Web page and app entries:
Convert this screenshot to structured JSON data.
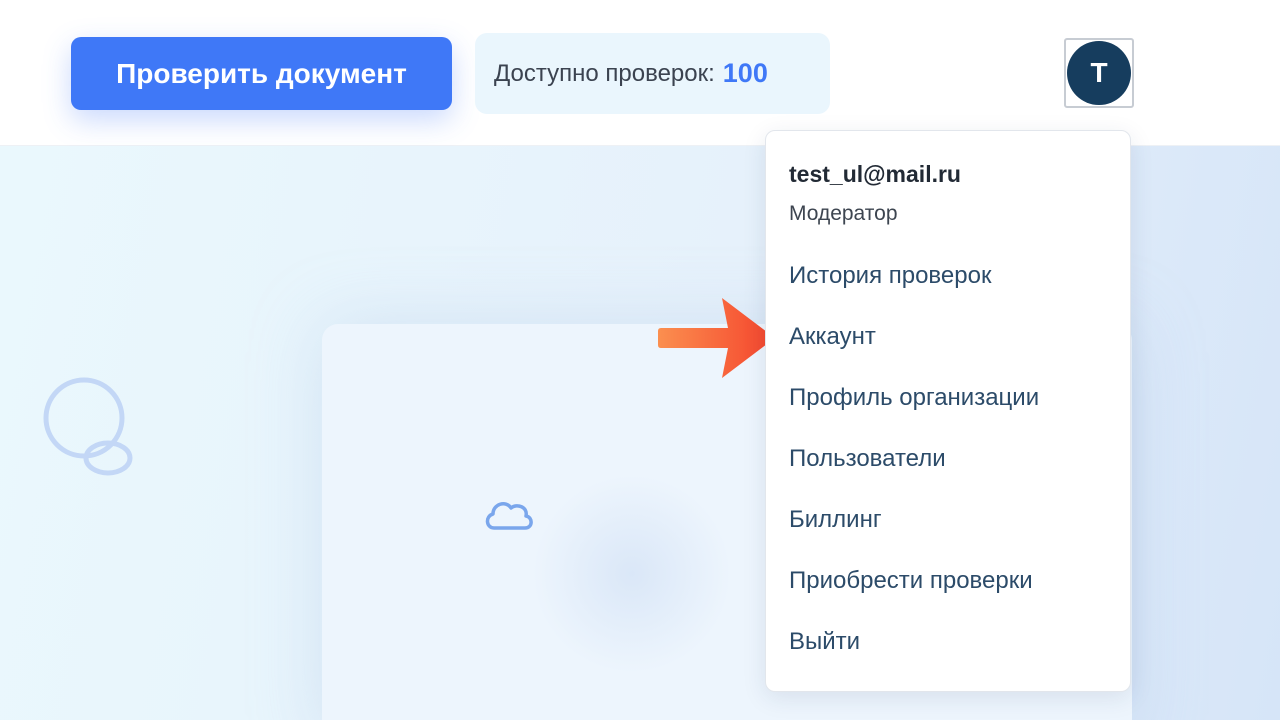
{
  "header": {
    "check_button_label": "Проверить документ",
    "credits": {
      "label": "Доступно проверок:",
      "count": "100"
    },
    "avatar_letter": "T"
  },
  "dropdown": {
    "email": "test_ul@mail.ru",
    "role": "Модератор",
    "items": [
      {
        "label": "История проверок"
      },
      {
        "label": "Аккаунт"
      },
      {
        "label": "Профиль организации"
      },
      {
        "label": "Пользователи"
      },
      {
        "label": "Биллинг"
      },
      {
        "label": "Приобрести проверки"
      },
      {
        "label": "Выйти"
      }
    ]
  },
  "icons": [
    "search-icon",
    "cloud-icon",
    "arrow-right-icon"
  ],
  "colors": {
    "accent": "#3f78f7",
    "avatar_bg": "#163d5e",
    "menu_text": "#2c4b69",
    "arrow": "#f5442d"
  }
}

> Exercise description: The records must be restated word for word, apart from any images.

> Your solution:
Convert this screenshot to structured JSON data.
{
  "header": {
    "check_button_label": "Проверить документ",
    "credits": {
      "label": "Доступно проверок:",
      "count": "100"
    },
    "avatar_letter": "T"
  },
  "dropdown": {
    "email": "test_ul@mail.ru",
    "role": "Модератор",
    "items": [
      {
        "label": "История проверок"
      },
      {
        "label": "Аккаунт"
      },
      {
        "label": "Профиль организации"
      },
      {
        "label": "Пользователи"
      },
      {
        "label": "Биллинг"
      },
      {
        "label": "Приобрести проверки"
      },
      {
        "label": "Выйти"
      }
    ]
  },
  "icons": [
    "search-icon",
    "cloud-icon",
    "arrow-right-icon"
  ],
  "colors": {
    "accent": "#3f78f7",
    "avatar_bg": "#163d5e",
    "menu_text": "#2c4b69",
    "arrow": "#f5442d"
  }
}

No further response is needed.